Lately, it seems, various members of Israel?s extreme Left have been outdoing each other in expressing hatred and contempt for Israel?s government. Former Meretz leader Shulamit Aloni, in an interview with the Arabic newspaper Kol al-Arab, labeled Prime Minister Ariel Sharon and Chief of Staff Shaul Mofaz ?war criminals?, saying they are ?carrying out war crimes and crimes against humanity.? (Maariv, April 11, p.18) Labor party leader Yossi Beilin has recently appeared on CNN and written op-eds in both the New York Times and the Washington Post in which he lambastes the Israeli government, rather than the Palestinians, as if Israel was somehow responsible for the current impasse. Yossi Sarid, head of the opposition in Israel?s parliament, has even blamed the Israeli right for Palestinian terror attacks, saying that it is the right-wing which gave the terrorists the ?motivation? to carry out their lethal assaults. So, despite the fact that Israel is at war and that Palestinian terrorists continue to murder innocent Israeli civilians, these hucksters of hate continue to spread their venom, treating their fellow Jews with disdain and undermining the country?s unity.

This is precisely the kind of painful phenomenon that the prophet Isaiah described above ? Jews who arrogantly deride their fellow Jews and treat them in an unseemly manner. The Jewish people have suffered from this divisiveness throughout the centuries. The rabbis tell us that it was just this type of senseless hatred that led to the destruction of the Temple and the exile of the Jews from their Land. At this difficult hour in Jewish history, when the people of Israel are literally fighting for the future of the State, it is particularly appalling that the extreme Left would choose to break ranks with their own people. Sadly, it seems, they have failed to learn from history.

There Will Never Be Another Exile

Towards the end of the Haftorah, the prophet says that the Jewish people will return to the Land of Israel at the end of days and they will again bring sacrificial offerings to G-d. The Jews are then told that just as the heavens and the earth ?stand before me, says the L-rd, so shall your seed and your name stand.? (verse 22)

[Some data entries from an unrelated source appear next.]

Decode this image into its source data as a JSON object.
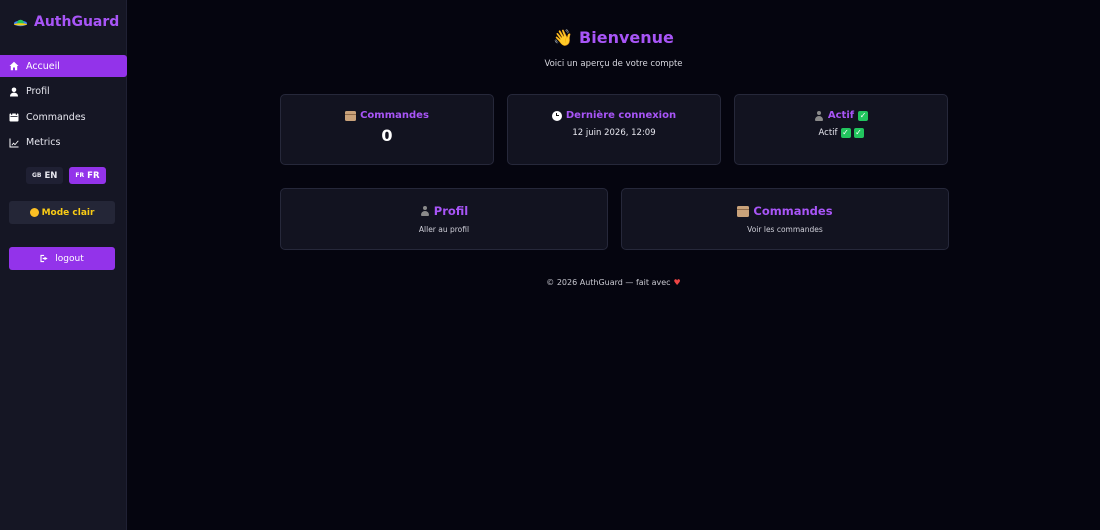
{
  "brand": {
    "name": "AuthGuard",
    "logo_icon": "ufo-icon"
  },
  "sidebar": {
    "items": [
      {
        "label": "Accueil",
        "icon": "home-icon",
        "active": true
      },
      {
        "label": "Profil",
        "icon": "user-icon",
        "active": false
      },
      {
        "label": "Commandes",
        "icon": "calendar-icon",
        "active": false
      },
      {
        "label": "Metrics",
        "icon": "chart-line-icon",
        "active": false
      }
    ],
    "languages": [
      {
        "flag": "GB",
        "code": "EN",
        "active": false
      },
      {
        "flag": "FR",
        "code": "FR",
        "active": true
      }
    ],
    "theme_button": "Mode clair",
    "logout_button": "logout"
  },
  "main": {
    "welcome_title": "Bienvenue",
    "subtitle": "Voici un aperçu de votre compte",
    "stats": {
      "orders": {
        "title": "Commandes",
        "value": "0"
      },
      "last_login": {
        "title": "Dernière connexion",
        "value": "12 juin 2026, 12:09"
      },
      "status": {
        "title": "Actif",
        "value": "Actif"
      }
    },
    "shortcuts": {
      "profile": {
        "title": "Profil",
        "subtitle": "Aller au profil"
      },
      "orders": {
        "title": "Commandes",
        "subtitle": "Voir les commandes"
      }
    },
    "footer": {
      "text": "© 2026 AuthGuard — fait avec"
    }
  },
  "colors": {
    "accent": "#9333ea",
    "accent_text": "#a855f7",
    "background": "#05050f",
    "sidebar": "#151624",
    "card": "#121320",
    "success": "#22c55e",
    "heart": "#ef4444"
  }
}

The Question:

After telling the Jews that they will return to the Land of their forefathers, why does the prophet then offer them reassurance that they will stand forever?

The Answer:

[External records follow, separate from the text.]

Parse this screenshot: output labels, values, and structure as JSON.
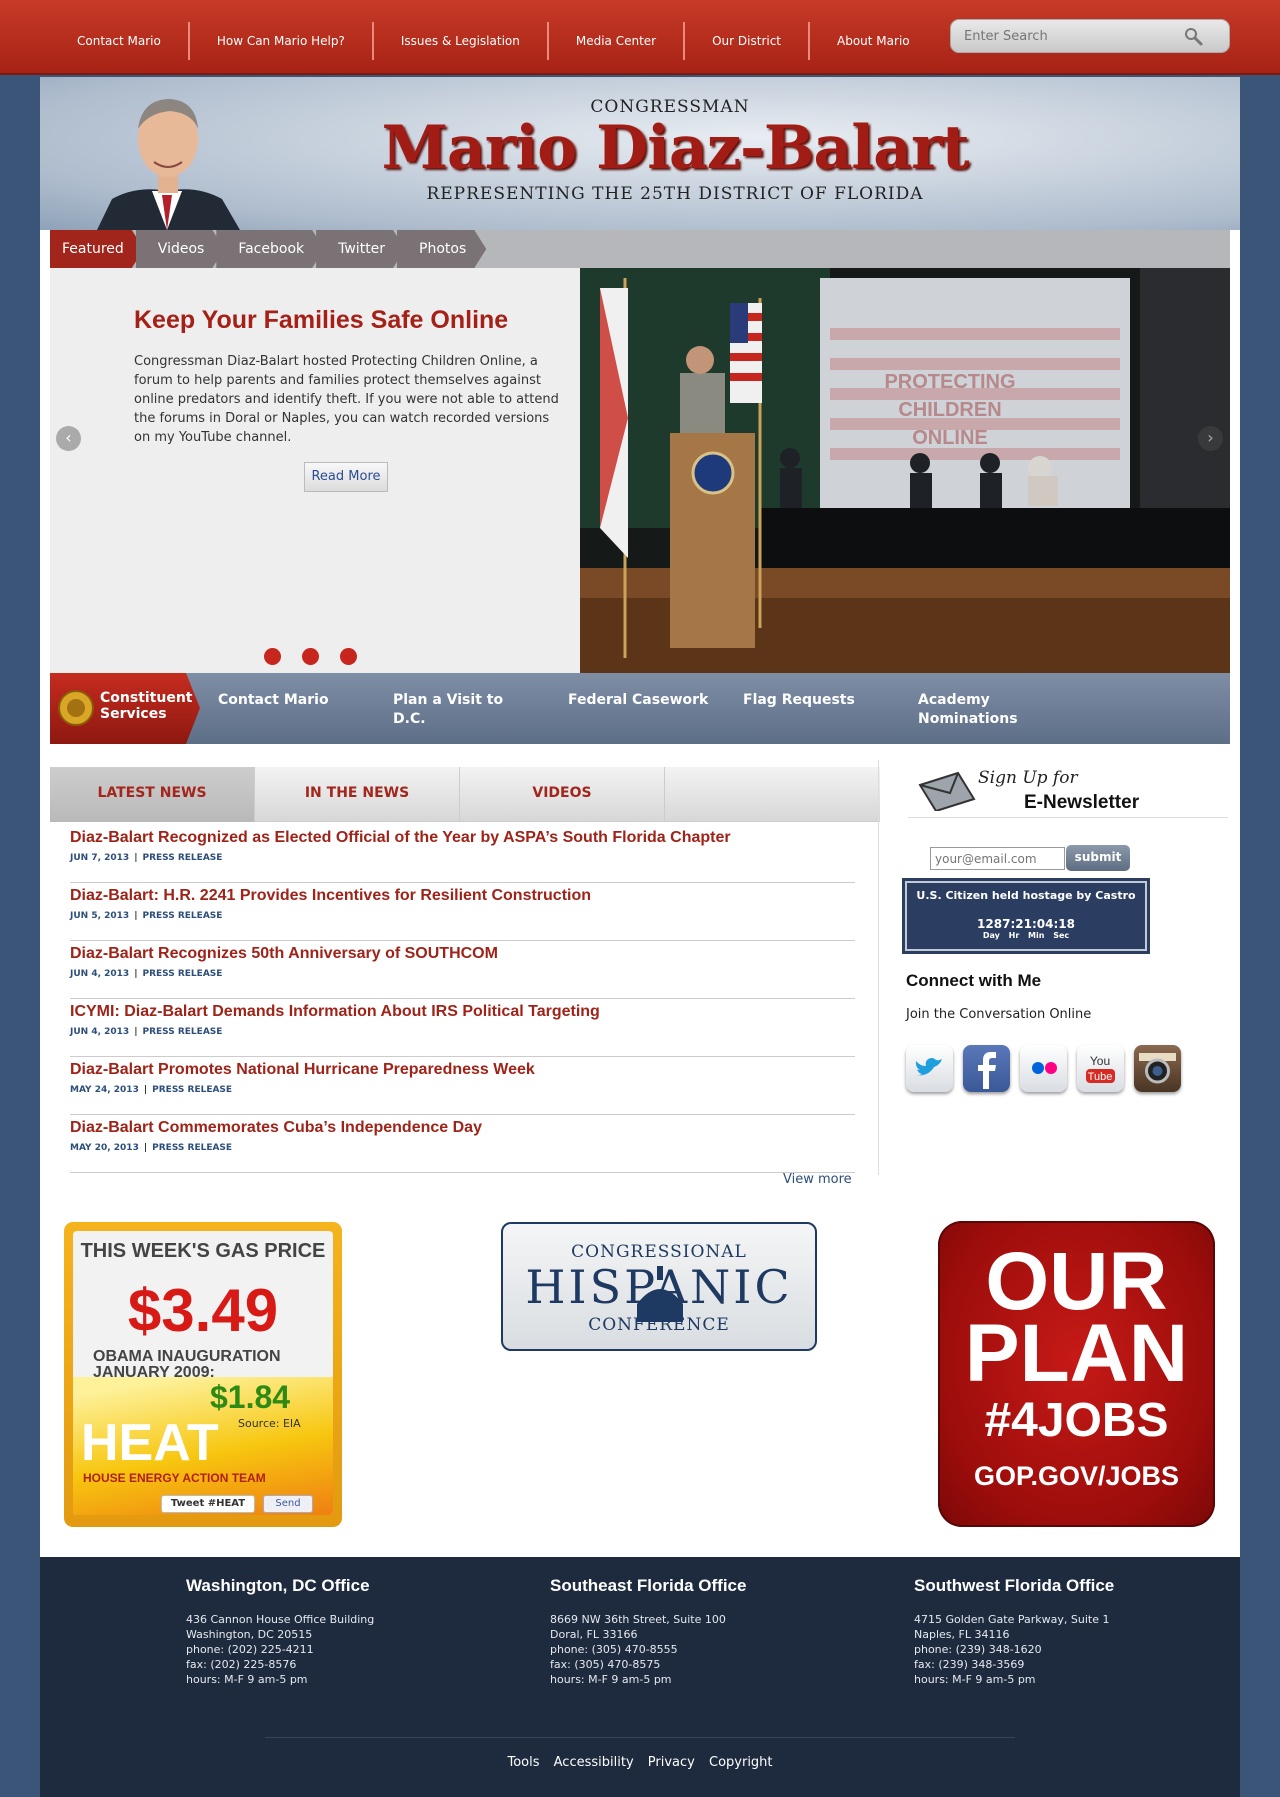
{
  "topnav": {
    "items": [
      "Contact Mario",
      "How Can Mario Help?",
      "Issues & Legislation",
      "Media Center",
      "Our District",
      "About Mario"
    ],
    "search_placeholder": "Enter Search"
  },
  "header": {
    "title_small": "CONGRESSMAN",
    "name": "Mario Diaz-Balart",
    "subtitle": "REPRESENTING THE 25TH DISTRICT OF FLORIDA"
  },
  "tabs": [
    "Featured",
    "Videos",
    "Facebook",
    "Twitter",
    "Photos"
  ],
  "slide": {
    "title": "Keep Your Families Safe Online",
    "body": "Congressman Diaz-Balart hosted Protecting Children Online, a forum to help parents and families protect themselves against online predators and identify theft. If you were not able to attend the forums in Doral or Naples, you can watch recorded versions on my YouTube channel.",
    "read_more": "Read More",
    "screen_text": [
      "PROTECTING",
      "CHILDREN",
      "ONLINE"
    ]
  },
  "constituent": {
    "label_line1": "Constituent",
    "label_line2": "Services",
    "links": [
      "Contact Mario",
      "Plan a Visit to D.C.",
      "Federal Casework",
      "Flag Requests",
      "Academy Nominations"
    ]
  },
  "news": {
    "tabs": [
      "LATEST NEWS",
      "IN THE NEWS",
      "VIDEOS"
    ],
    "items": [
      {
        "title": "Diaz-Balart Recognized as Elected Official of the Year by ASPA’s South Florida Chapter",
        "date": "JUN 7, 2013",
        "type": "PRESS RELEASE"
      },
      {
        "title": "Diaz-Balart: H.R. 2241 Provides Incentives for Resilient Construction",
        "date": "JUN 5, 2013",
        "type": "PRESS RELEASE"
      },
      {
        "title": "Diaz-Balart Recognizes 50th Anniversary of SOUTHCOM",
        "date": "JUN 4, 2013",
        "type": "PRESS RELEASE"
      },
      {
        "title": "ICYMI: Diaz-Balart Demands Information About IRS Political Targeting",
        "date": "JUN 4, 2013",
        "type": "PRESS RELEASE"
      },
      {
        "title": "Diaz-Balart Promotes National Hurricane Preparedness Week",
        "date": "MAY 24, 2013",
        "type": "PRESS RELEASE"
      },
      {
        "title": "Diaz-Balart Commemorates Cuba’s Independence Day",
        "date": "MAY 20, 2013",
        "type": "PRESS RELEASE"
      }
    ],
    "view_more": "View more"
  },
  "sidebar": {
    "signup_line1": "Sign Up for",
    "signup_line2": "E-Newsletter",
    "email_placeholder": "your@email.com",
    "submit": "submit",
    "hostage_title": "U.S. Citizen held hostage by Castro",
    "hostage_counter": "1287:21:04:18",
    "hostage_units": "Day Hr Min Sec",
    "connect_title": "Connect with Me",
    "connect_sub": "Join the Conversation Online",
    "social": [
      "twitter-icon",
      "facebook-icon",
      "flickr-icon",
      "youtube-icon",
      "instagram-icon"
    ]
  },
  "banners": {
    "gas": {
      "line1": "THIS WEEK'S GAS PRICE",
      "price": "$3.49",
      "line2": "OBAMA INAUGURATION JANUARY 2009:",
      "old_price": "$1.84",
      "source": "Source: EIA",
      "heat": "HEAT",
      "heat_sub": "HOUSE ENERGY ACTION TEAM",
      "tweet": "Tweet #HEAT",
      "send": "Send"
    },
    "chc": {
      "line1": "CONGRESSIONAL",
      "line2": "HISPANIC",
      "line3": "CONFERENCE"
    },
    "plan": {
      "line1": "OUR",
      "line2": "PLAN",
      "line3": "#4JOBS",
      "line4": "GOP.GOV/JOBS"
    }
  },
  "footer": {
    "offices": [
      {
        "name": "Washington, DC Office",
        "lines": [
          "436 Cannon House Office Building",
          "Washington, DC 20515",
          "phone: (202) 225-4211",
          "fax: (202) 225-8576",
          "hours: M-F 9 am-5 pm"
        ]
      },
      {
        "name": "Southeast Florida Office",
        "lines": [
          "8669 NW 36th Street, Suite 100",
          "Doral, FL 33166",
          "phone: (305) 470-8555",
          "fax: (305) 470-8575",
          "hours: M-F 9 am-5 pm"
        ]
      },
      {
        "name": "Southwest Florida Office",
        "lines": [
          "4715 Golden Gate Parkway, Suite 1",
          "Naples, FL 34116",
          "phone: (239) 348-1620",
          "fax: (239) 348-3569",
          "hours: M-F 9 am-5 pm"
        ]
      }
    ],
    "links": [
      "Tools",
      "Accessibility",
      "Privacy",
      "Copyright"
    ]
  },
  "colors": {
    "brand_red": "#a72315",
    "navy": "#1e2b3f",
    "link_blue": "#2d4e7a"
  }
}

The Radak says that the verse is intended to reassure the Jewish people that once they will be redeemed and return to their Land, they will never again be exiled, nor will they have to fear that their name or their descendants will disappear (i.e. assimilate) in the Diaspora. Rather, just as the heavens and the earth will stand forever, so too will the people of Israel remain firmly in their Land. Though the enemies of the Jewish people might conspire to throw them out of the Land, their plot will never come to pass. Thus, the prophet is coming to assure the Jews that once they return to the Land of Israel, they need never fear being exiled from it again.

The Lesson:

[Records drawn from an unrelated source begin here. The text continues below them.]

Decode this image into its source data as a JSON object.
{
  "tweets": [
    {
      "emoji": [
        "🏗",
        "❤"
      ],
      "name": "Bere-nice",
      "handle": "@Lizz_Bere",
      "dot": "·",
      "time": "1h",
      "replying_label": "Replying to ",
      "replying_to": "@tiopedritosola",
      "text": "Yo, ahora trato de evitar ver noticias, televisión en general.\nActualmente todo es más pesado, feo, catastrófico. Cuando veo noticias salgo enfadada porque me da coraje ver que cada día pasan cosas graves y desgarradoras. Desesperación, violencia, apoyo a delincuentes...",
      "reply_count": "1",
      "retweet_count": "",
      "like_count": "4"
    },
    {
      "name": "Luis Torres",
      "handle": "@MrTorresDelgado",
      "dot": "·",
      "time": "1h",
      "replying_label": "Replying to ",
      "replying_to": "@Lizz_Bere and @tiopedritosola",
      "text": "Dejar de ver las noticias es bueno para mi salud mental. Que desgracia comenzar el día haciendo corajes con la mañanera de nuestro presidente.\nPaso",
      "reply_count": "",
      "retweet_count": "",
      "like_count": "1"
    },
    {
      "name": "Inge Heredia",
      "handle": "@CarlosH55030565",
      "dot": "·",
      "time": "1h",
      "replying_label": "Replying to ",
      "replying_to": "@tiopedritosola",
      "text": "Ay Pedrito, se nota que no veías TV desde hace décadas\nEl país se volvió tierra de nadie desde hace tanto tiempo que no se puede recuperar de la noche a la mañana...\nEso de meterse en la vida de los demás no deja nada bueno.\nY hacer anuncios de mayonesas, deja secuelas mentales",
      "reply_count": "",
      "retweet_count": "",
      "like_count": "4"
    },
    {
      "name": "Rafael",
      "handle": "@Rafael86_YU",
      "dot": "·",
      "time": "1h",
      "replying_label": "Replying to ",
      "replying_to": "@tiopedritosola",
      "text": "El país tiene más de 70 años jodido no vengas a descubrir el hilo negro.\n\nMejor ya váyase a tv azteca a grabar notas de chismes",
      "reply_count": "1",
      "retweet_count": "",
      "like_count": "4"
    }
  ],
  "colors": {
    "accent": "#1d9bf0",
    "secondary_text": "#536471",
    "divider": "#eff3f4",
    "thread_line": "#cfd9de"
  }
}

Many Israelis are becoming increasingly anxious about the future, as the Palestinian terror campaign intensifies and Arab hostility mounts. Hizbullah terrorists in southern Lebanon have begun firing hundreds of rockets and mortars into northern Israel, sparking fears that a second front might be opening up. Even as Israel buried still more victims of Palestinian terror this week, nearly the entire international community condemned the Jewish state for having the nerve to defend itself. However, as we saw above, these daunting events need not break our spirit, because the Jewish people will never again be exiled from their Land. The process of redemption has begun, and the Divine clock of history cannot be turned back. Try as they might, our enemies will never defeat us, for, as the prophet Isaiah foretold, just as the heavens and the earth ?stand before me, says the L-rd, so shall your seed and your name stand.? (verse 22)

Simply put - the Jewish people are here to stay.


Michael Freund served as Deputy Director of Communications and Policy Planning in the Prime Minister?s Office from 1996 to 1999.